Ian Davis, worldwide Managing Partner of McKinsey & Co writes in the Economist about the role business organizations have to play in society.
Detractors have often successfully portrayed the contract as a one-way bargain that benefits business at society's expense. Reality is much more complex. The activities undertaken by business have clearly brought social benefits as well as costs. Similarly, however, there are two sides to a contract—and business must acknowledge that in return for the ability to function it is subject to rules and constraints.
A starting point may be for CEOs to articulate publicly the purpose of business in less dry terms than shareholder value. Shareholder value should continue to be seen as the critical measure of business success. However, it may be more accurate, more motivating—and indeed more beneficial to shareholder value over the long term—to describe business's ultimate purpose as the efficient provision of goods and services that society wants.

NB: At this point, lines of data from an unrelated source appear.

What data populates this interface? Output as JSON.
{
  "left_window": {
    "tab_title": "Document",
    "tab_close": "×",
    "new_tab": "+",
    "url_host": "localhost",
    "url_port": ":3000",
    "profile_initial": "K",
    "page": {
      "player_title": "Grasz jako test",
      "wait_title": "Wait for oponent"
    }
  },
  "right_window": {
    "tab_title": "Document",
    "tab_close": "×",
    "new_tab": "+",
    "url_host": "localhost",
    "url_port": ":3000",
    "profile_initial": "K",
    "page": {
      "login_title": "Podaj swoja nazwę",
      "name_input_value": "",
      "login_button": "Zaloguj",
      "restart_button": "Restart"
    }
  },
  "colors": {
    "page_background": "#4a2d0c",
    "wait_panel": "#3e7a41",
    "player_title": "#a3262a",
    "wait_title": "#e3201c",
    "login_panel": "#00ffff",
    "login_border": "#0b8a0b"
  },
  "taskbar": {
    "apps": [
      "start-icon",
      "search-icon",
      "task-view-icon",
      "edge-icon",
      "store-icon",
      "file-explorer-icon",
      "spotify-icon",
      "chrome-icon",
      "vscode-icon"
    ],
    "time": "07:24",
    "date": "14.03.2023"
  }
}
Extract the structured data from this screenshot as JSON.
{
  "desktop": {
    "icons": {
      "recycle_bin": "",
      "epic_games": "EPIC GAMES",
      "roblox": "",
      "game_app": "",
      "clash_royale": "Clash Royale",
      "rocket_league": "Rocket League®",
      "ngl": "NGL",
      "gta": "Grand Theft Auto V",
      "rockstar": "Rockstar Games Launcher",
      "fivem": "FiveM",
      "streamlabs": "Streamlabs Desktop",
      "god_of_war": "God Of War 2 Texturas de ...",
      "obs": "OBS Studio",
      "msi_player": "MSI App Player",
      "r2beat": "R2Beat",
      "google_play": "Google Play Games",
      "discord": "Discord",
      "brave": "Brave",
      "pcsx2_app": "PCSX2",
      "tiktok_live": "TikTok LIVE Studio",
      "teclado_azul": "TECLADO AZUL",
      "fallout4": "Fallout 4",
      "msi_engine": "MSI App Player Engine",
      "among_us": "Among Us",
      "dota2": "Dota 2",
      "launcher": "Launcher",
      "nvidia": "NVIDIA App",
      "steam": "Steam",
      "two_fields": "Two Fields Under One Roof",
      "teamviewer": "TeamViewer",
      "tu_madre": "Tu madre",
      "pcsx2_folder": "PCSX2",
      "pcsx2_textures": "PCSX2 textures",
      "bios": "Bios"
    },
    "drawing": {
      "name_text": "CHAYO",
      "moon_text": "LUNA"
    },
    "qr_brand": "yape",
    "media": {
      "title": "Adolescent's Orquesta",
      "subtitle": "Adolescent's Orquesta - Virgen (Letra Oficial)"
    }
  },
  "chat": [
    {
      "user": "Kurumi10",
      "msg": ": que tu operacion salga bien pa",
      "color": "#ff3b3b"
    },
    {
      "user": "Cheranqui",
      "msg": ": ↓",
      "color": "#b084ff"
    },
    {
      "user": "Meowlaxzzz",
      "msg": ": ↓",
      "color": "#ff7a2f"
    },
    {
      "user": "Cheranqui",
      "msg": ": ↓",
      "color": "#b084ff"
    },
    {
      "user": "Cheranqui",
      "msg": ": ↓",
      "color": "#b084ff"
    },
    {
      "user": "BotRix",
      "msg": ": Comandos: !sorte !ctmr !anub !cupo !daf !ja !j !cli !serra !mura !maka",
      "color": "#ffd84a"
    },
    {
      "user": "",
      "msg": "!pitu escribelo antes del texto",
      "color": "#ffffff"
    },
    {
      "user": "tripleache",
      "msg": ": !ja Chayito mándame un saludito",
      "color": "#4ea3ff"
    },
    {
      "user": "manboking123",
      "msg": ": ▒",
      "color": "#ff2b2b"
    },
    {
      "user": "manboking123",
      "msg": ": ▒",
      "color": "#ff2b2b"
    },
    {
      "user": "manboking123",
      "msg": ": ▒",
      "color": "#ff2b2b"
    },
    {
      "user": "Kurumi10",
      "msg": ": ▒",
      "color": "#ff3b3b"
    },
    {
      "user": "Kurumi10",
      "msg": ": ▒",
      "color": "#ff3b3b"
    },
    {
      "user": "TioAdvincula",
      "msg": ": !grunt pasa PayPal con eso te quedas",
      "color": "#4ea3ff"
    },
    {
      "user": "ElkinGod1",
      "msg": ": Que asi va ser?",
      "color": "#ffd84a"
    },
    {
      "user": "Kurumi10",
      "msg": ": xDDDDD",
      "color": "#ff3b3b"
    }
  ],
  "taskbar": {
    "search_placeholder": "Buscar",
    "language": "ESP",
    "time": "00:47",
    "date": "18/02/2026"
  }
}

The question that however remains, is when more and more people become free agents and fleas (not my word :-) who would negotiate the contract on their behalf. Or would they be subjected to some version of Anarcho-Capitalism ?
On a related note Dave Pollard quotes Noam Chomsky (his blog is here) who quotes John Dewey having once said that politics is the shadow cast over society by big business, [and he called for a shift] from industrial feudalism [which we still have today] to industrial democracy.